What makes humans different from other animals, what humans are entitled to do to other species, whether time travel is possible, what limits should be placed on science and technology, the morality and practicality of genetic engineering—these are just some of the philosophical problems raised by Planet of the Apes. Planet of the Apes and Philosophy looks at all the deeper issues involved in the Planet of the Apes stories. It covers the entire franchise, from Pierre Boulle’s 1963 novel Monkey Planet to the successful 2012 reboot Rise of the Planet of the Apes. The chapters reflect diverse points of view, philosophical, religious, and scientific. The ethical relations of humans with animals are explored in several chapters, with entertaining and incisive observations on animal intelligence, animal rights, and human-animal interaction. Genetic engineering is changing humans, animals, and plants, raising new questions about the morality of such interventions. The scientific recognition that humans and chimps share 99 percent of their genes makes a future in which non-human animals acquire greater importance a distinct possibility. Planet of the Apes is the most resonant of all scientific apocalypse myths.
Nat's professor seduces him and announces that she's a bonobo. Over the next two years, Nat explores whether to become one, too. At every turn, he must choose between the siren song of social expectation or the perpetual pursuit of a panoply of loves.
For readers of Inside of a Dog by Alexandra Horowitz, this New York Times bestseller offers mesmerizing insights into the interior lives of our smartest pets In the past decade, we have learned more about how dogs think than in the last century.
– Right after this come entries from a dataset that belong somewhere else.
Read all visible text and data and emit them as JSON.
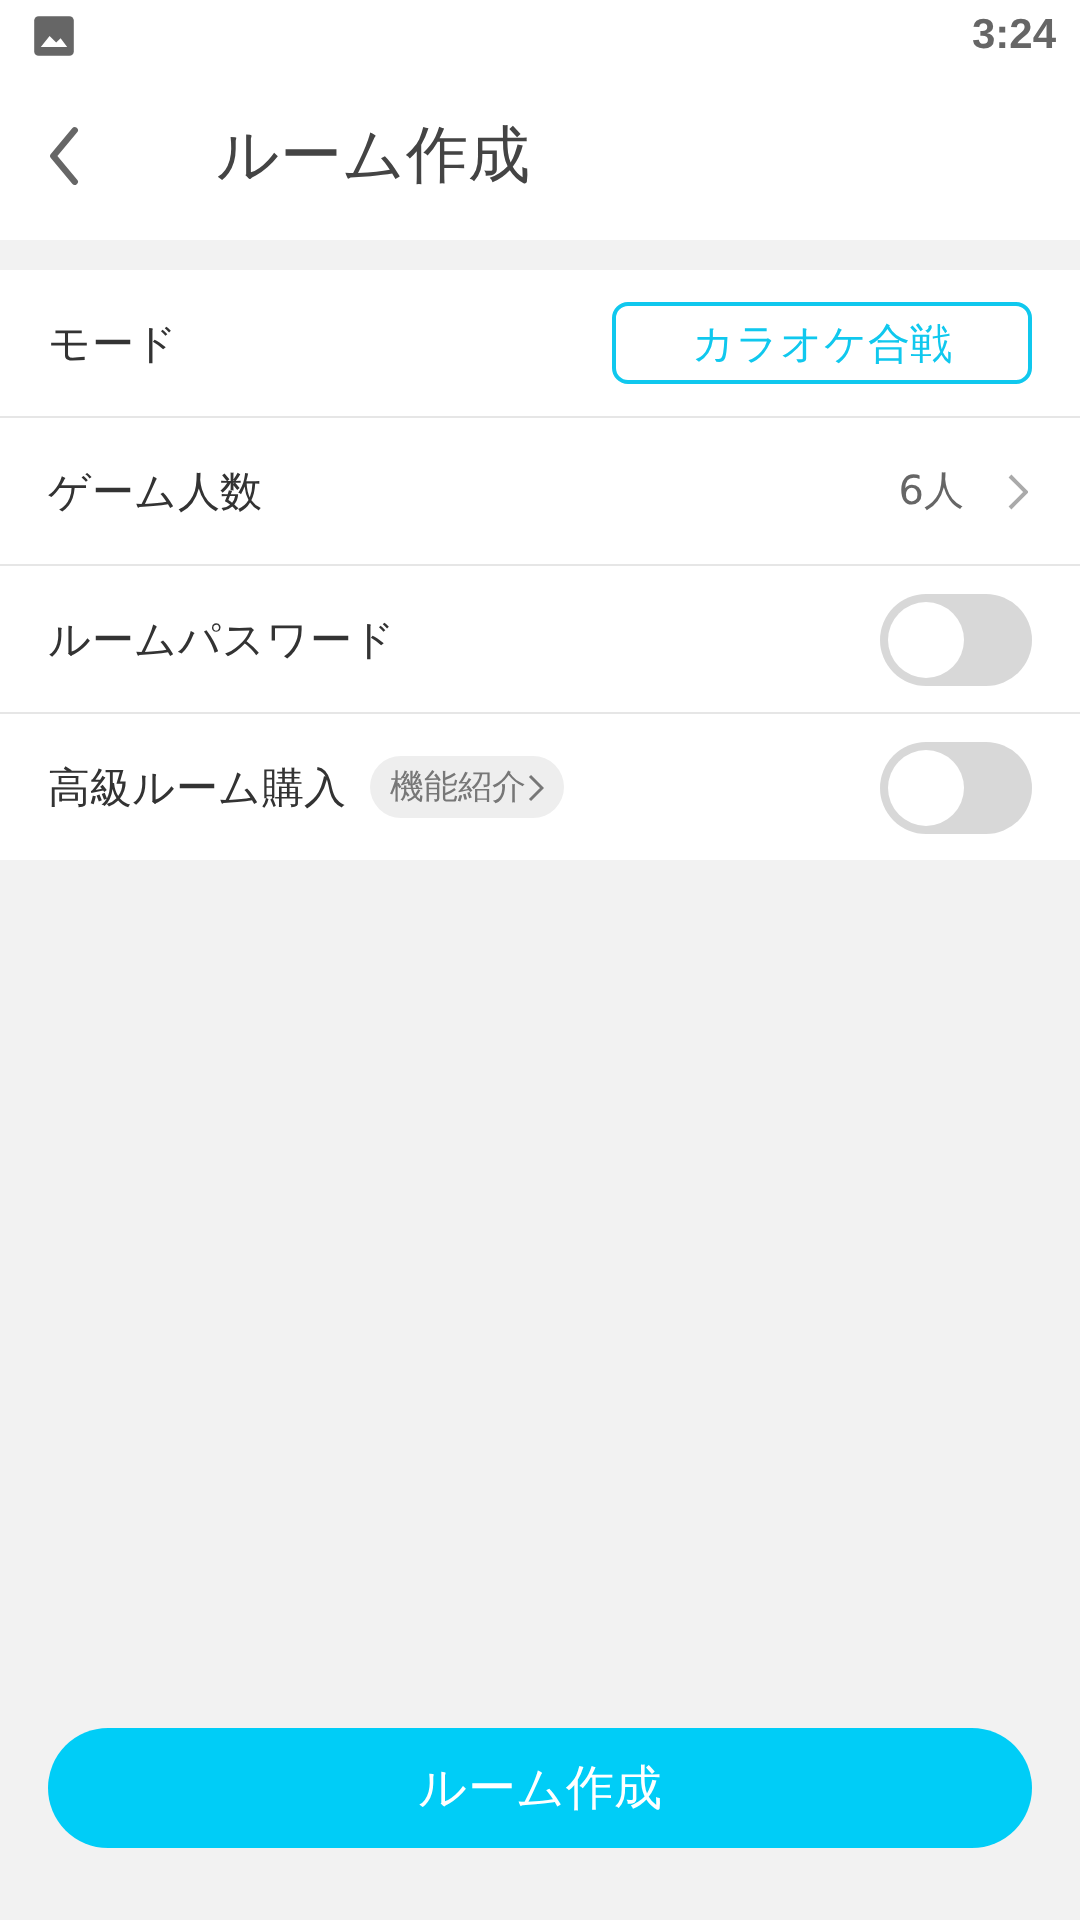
{
  "status_bar": {
    "time": "3:24"
  },
  "header": {
    "title": "ルーム作成"
  },
  "rows": [
    {
      "kind": "mode",
      "label": "モード",
      "value": "カラオケ合戦"
    },
    {
      "kind": "value",
      "label": "ゲーム人数",
      "value": "6人"
    },
    {
      "kind": "toggle",
      "label": "ルームパスワード",
      "on": false
    },
    {
      "kind": "toggle",
      "label": "高級ルーム購入",
      "chip": "機能紹介",
      "on": false
    }
  ],
  "create_button": "ルーム作成"
}
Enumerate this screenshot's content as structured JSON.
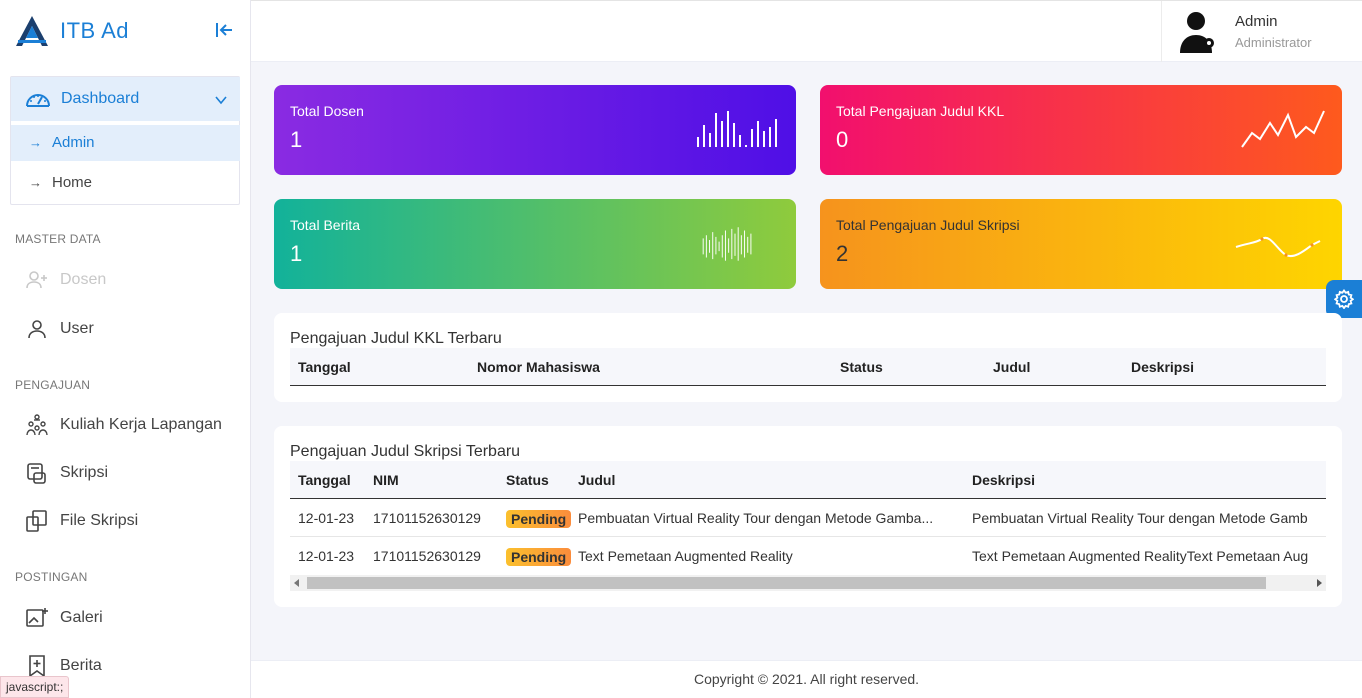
{
  "brand": {
    "name": "ITB Ad",
    "logo_icon": "itb-logo-icon",
    "collapse_icon": "collapse-left-icon",
    "accent": "#1b7fd6"
  },
  "sidebar": {
    "dashboard": {
      "label": "Dashboard",
      "icon": "speedometer-icon",
      "sub": [
        {
          "label": "Admin"
        },
        {
          "label": "Home"
        }
      ]
    },
    "sections": [
      {
        "title": "MASTER DATA",
        "items": [
          {
            "label": "Dosen",
            "icon": "user-plus-icon",
            "disabled": true
          },
          {
            "label": "User",
            "icon": "user-icon"
          }
        ]
      },
      {
        "title": "PENGAJUAN",
        "items": [
          {
            "label": "Kuliah Kerja Lapangan",
            "icon": "group-icon"
          },
          {
            "label": "Skripsi",
            "icon": "scroll-icon"
          },
          {
            "label": "File Skripsi",
            "icon": "files-icon"
          }
        ]
      },
      {
        "title": "POSTINGAN",
        "items": [
          {
            "label": "Galeri",
            "icon": "image-add-icon"
          },
          {
            "label": "Berita",
            "icon": "bookmark-add-icon"
          }
        ]
      }
    ]
  },
  "header": {
    "user_name": "Admin",
    "user_role": "Administrator"
  },
  "stats": [
    {
      "title": "Total Dosen",
      "value": "1"
    },
    {
      "title": "Total Pengajuan Judul KKL",
      "value": "0"
    },
    {
      "title": "Total Berita",
      "value": "1"
    },
    {
      "title": "Total Pengajuan Judul Skripsi",
      "value": "2"
    }
  ],
  "kkl_table": {
    "title": "Pengajuan Judul KKL Terbaru",
    "columns": [
      "Tanggal",
      "Nomor Mahasiswa",
      "Status",
      "Judul",
      "Deskripsi"
    ],
    "rows": []
  },
  "skripsi_table": {
    "title": "Pengajuan Judul Skripsi Terbaru",
    "columns": [
      "Tanggal",
      "NIM",
      "Status",
      "Judul",
      "Deskripsi"
    ],
    "rows": [
      [
        "12-01-23",
        "17101152630129",
        "Pending",
        "Pembuatan Virtual Reality Tour dengan Metode Gamba...",
        "Pembuatan Virtual Reality Tour dengan Metode Gamb"
      ],
      [
        "12-01-23",
        "17101152630129",
        "Pending",
        "Text Pemetaan Augmented Reality",
        "Text Pemetaan Augmented RealityText Pemetaan Aug"
      ]
    ]
  },
  "footer": {
    "text": "Copyright © 2021. All right reserved."
  },
  "status_tooltip": "javascript:;",
  "settings_fab_icon": "gear-icon"
}
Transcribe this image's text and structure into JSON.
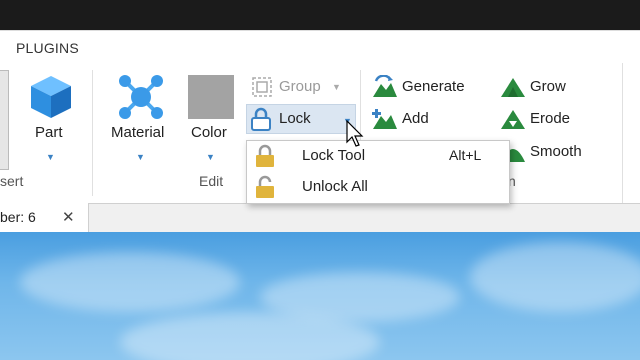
{
  "menubar": {
    "tab": "PLUGINS"
  },
  "ribbon": {
    "insert": {
      "part_label": "Part",
      "caption": "sert"
    },
    "edit": {
      "material_label": "Material",
      "color_label": "Color",
      "caption": "Edit",
      "group_label": "Group",
      "lock_label": "Lock"
    },
    "terrain": {
      "generate_label": "Generate",
      "add_label": "Add",
      "grow_label": "Grow",
      "erode_label": "Erode",
      "smooth_label": "Smooth",
      "caption_partial": "n"
    }
  },
  "lock_menu": {
    "items": [
      {
        "label": "Lock Tool",
        "shortcut": "Alt+L"
      },
      {
        "label": "Unlock All",
        "shortcut": ""
      }
    ]
  },
  "document_tab": {
    "label": "ber: 6",
    "close": "✕"
  },
  "colors": {
    "accent": "#3b82c4",
    "terrain_green": "#2a8a3e",
    "lock_gold": "#e0b43c"
  }
}
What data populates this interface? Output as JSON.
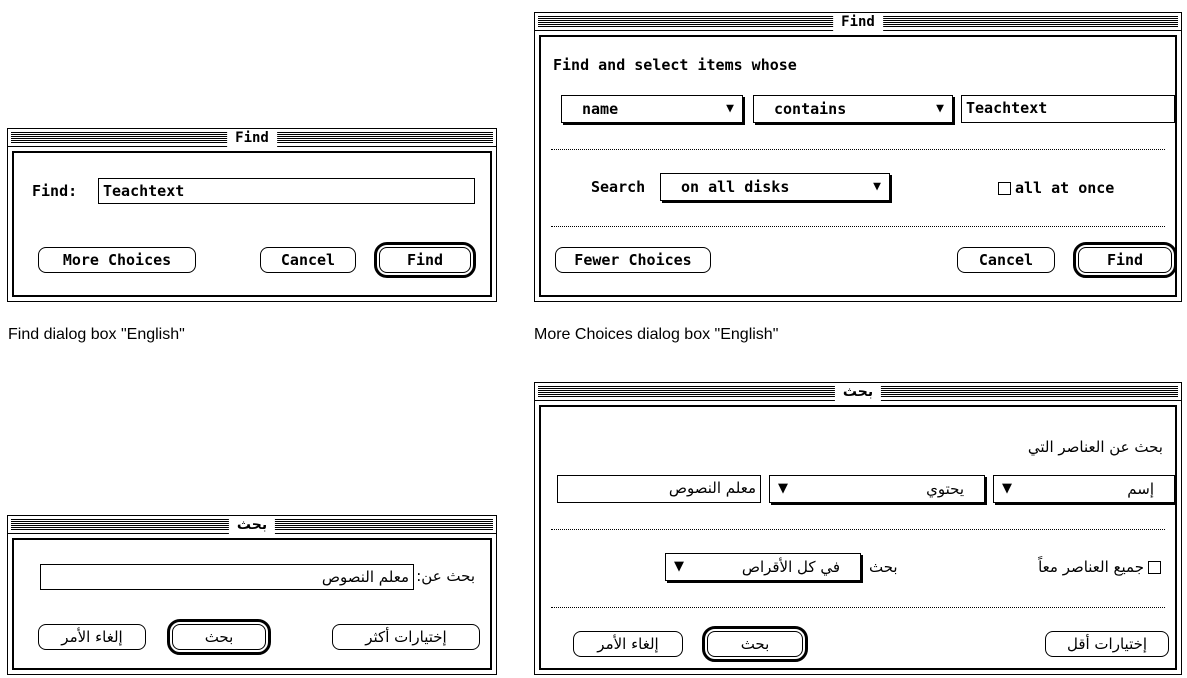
{
  "d1": {
    "title": "Find",
    "find_label": "Find:",
    "find_value": "Teachtext",
    "more_button": "More Choices",
    "cancel_button": "Cancel",
    "find_button": "Find",
    "caption": "Find dialog box \"English\""
  },
  "d2": {
    "title": "Find",
    "heading": "Find and select items whose",
    "field_popup": "name",
    "op_popup": "contains",
    "value": "Teachtext",
    "search_label": "Search",
    "search_popup": "on all disks",
    "all_at_once": "all at once",
    "fewer_button": "Fewer Choices",
    "cancel_button": "Cancel",
    "find_button": "Find",
    "caption": "More Choices dialog box \"English\""
  },
  "d3": {
    "title": "بحث",
    "find_label": "بحث عن:",
    "find_value": "معلم النصوص",
    "more_button": "إختيارات أكثر",
    "find_button": "بحث",
    "cancel_button": "إلغاء الأمر"
  },
  "d4": {
    "title": "بحث",
    "heading": "بحث عن العناصر التي",
    "field_popup": "إسم",
    "op_popup": "يحتوي",
    "value": "معلم النصوص",
    "search_label": "بحث",
    "search_popup": "في كل الأقراص",
    "all_at_once": "جميع العناصر معاً",
    "fewer_button": "إختيارات أقل",
    "find_button": "بحث",
    "cancel_button": "إلغاء الأمر"
  }
}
Breakthroughs in cognitive science, pioneered by Brian Hare, have proven dogs have a kind of genius for getting along with people that is unique in the animal kingdom. This dog genius revolution is transforming how we live and work with our canine friends, including how we train them. Does your dog feel guilt? Is she pretending she can't hear you? Does she want affection—or just your sandwich? In The Genius of Dogs, Brian Hare and Vanessa Woods lay out what discoveries at the Duke Canine Cognition Lab and other research facilities around the world are revealing about how your dog thinks and how we humans can have even deeper relationships with our best four-legged friends.
Grab a ticket for the adventure of an American woman who protected rare apes by painting AIDS ("SIDA" in French) in blood on a wall to keep rampaging looters at bay. A San Diego Zoo article about her work was titled Courage, but it took more than courage to find a permanent home for the bonobos.